The effectiveness of an educator or spiritual advisor mirrors the extent of his own self reflection and self-criticism. This “knowledge of self” brings depth and substance to his teaching and lends integrity to his advice. The educator who daily reviews the details of his life, and corrects his behavior accordingly, will acquire the wisdom and humility to penetrate directly into the heart of his students; and it is a key criterion of spiritual education that it touch the heart as well as the mind. From such a teacher, the student learns to translate theory into action.
A story will illustrate this point. The Rebbe Tzemach Tzedek, the 19th century Hassidic Master, would periodically travel through the villages of White Russia with a small band of his students. They would stay a few days in each town and the Rebbe would spend the entire time seeing people one by one–answering questions, counseling, and giving blessings in addition to his teachings. His visits were a time of excitement and rejoicing. But one afternoon the Tzemach Tzedek excused himself from his routine and retired to his quarters. His students assumed that he was taking a nap and expected that he would return in an hour or so.

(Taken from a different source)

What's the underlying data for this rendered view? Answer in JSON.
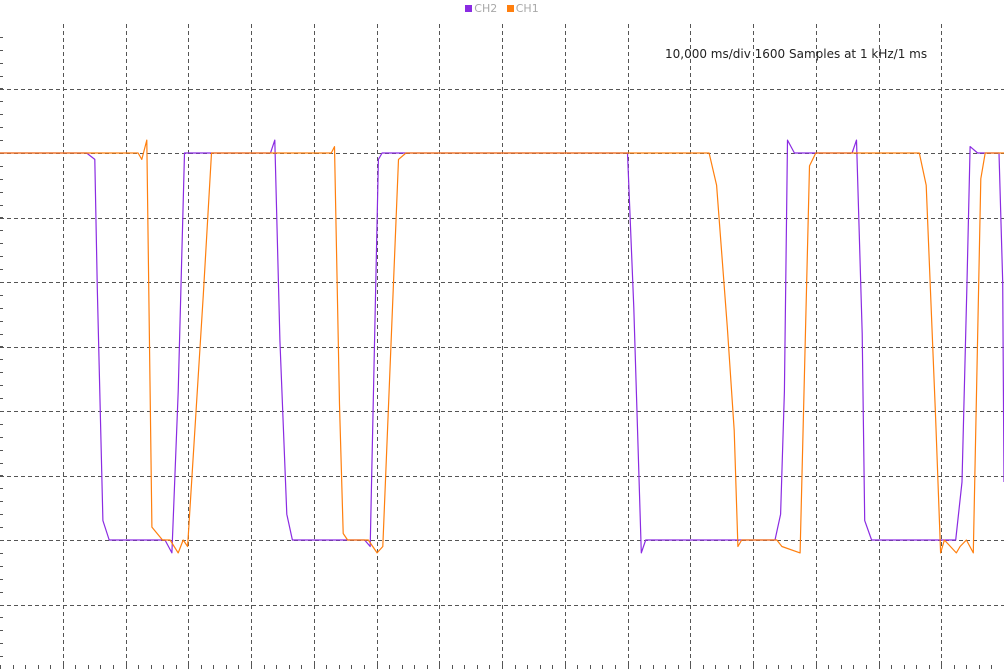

But after a much longer time passed, they became concerned and two of them went to see if there was any problem. As they approached the door, they heard him crying and reciting Psalms. The two reported what they had seen to the other students as well as the people in the waiting room, and they all began to say Psalms in support of the Rebbe.
After a while, the two returned to the Rebbe’s room, and found him reciting the afternoon prayers. But they noticed that he was adding the special insertions that are normally recited during the Ten Days of Awe between Rosh HaShanah and Yom Kippur, the time when the Jewish people are particularly involved in repentance. Everyone was frightened, concerned, and curious.
Later that evening, in the synagogue, the Rebbe spoke on the power of tears, Torah, and Psalms to cleanse the soul of its impurities. He rested the entire next day and only returned to receiving visitors on the day following.
Not knowing what to make of any of this, the students finally asked the Tzemach Tzedek what had happened. A wave of sadness passed across the Rebbe’s face, but he regained his composure and explained:
“When a person comes to me seeking advice for his problems, I find that subtle point in myself that exactly mirrors the blemish of his soul, and from that place of my own repentance, I suggest a solution. On that day, a person came with a story, and I was very disturbed by his words. Furthermore, I couldn’t find the subtle point of identification within myself. This was frightening because it meant that the fault was present but hidden in the subconscious depths of my heart, in which case its influence was not under my control. For this reason I immediately began to pray to bring this flaw out from a state of hiddeness, into a state of conscious awareness, and thereby place it under my control.”
This story is a lesson for all of us. Everyone assumes the role of educator sometime in life–whether in relation to friends seeking advice, parenting, marriage, or career; and everyone is responsible for drawing the good out of each of those situations. Similarly, the Torah obligates us to speak up when we see someone, who should know better, acting in violation of God’s law. And here as well, the obligation is to be effective. It is not sufficient to simply inform others of their error, rather we must communicate in such a way that they will want to receive the information and alter their behavior accordingly. This ability to touch the hearts of others is only possible if we follow the example of the Tzemach Tzedek, and relate to every imperfection we see outside ourselves as a mirror of an identical flaw within us.
Practically, this means that a particular period of time each day must be put aside for personality inventory, where we reflect upon at least two things: first we should review our day, examining our thoughts and behavior with an eye toward improving them; secondly, wherever we finds ourselves critical of, or irritated by, someone else, we should reflect upon the fact that our very reaction actually provides us with information about ourselves. We identify this information by naming the fault we see in the other person, and then, for the moment, assuming that it applies to us as well, though perhaps on a subtler and more hidden level. Next–and this is the hard part–we should try to verify this premise with concrete examples from our own behavior. Then during the day, when we catch ourselves judging the other person, we should immediately remember our own failings in that area, find instances during that very day or week where we displayed the same negative trait (even if no one saw), and resolve to correct the problem.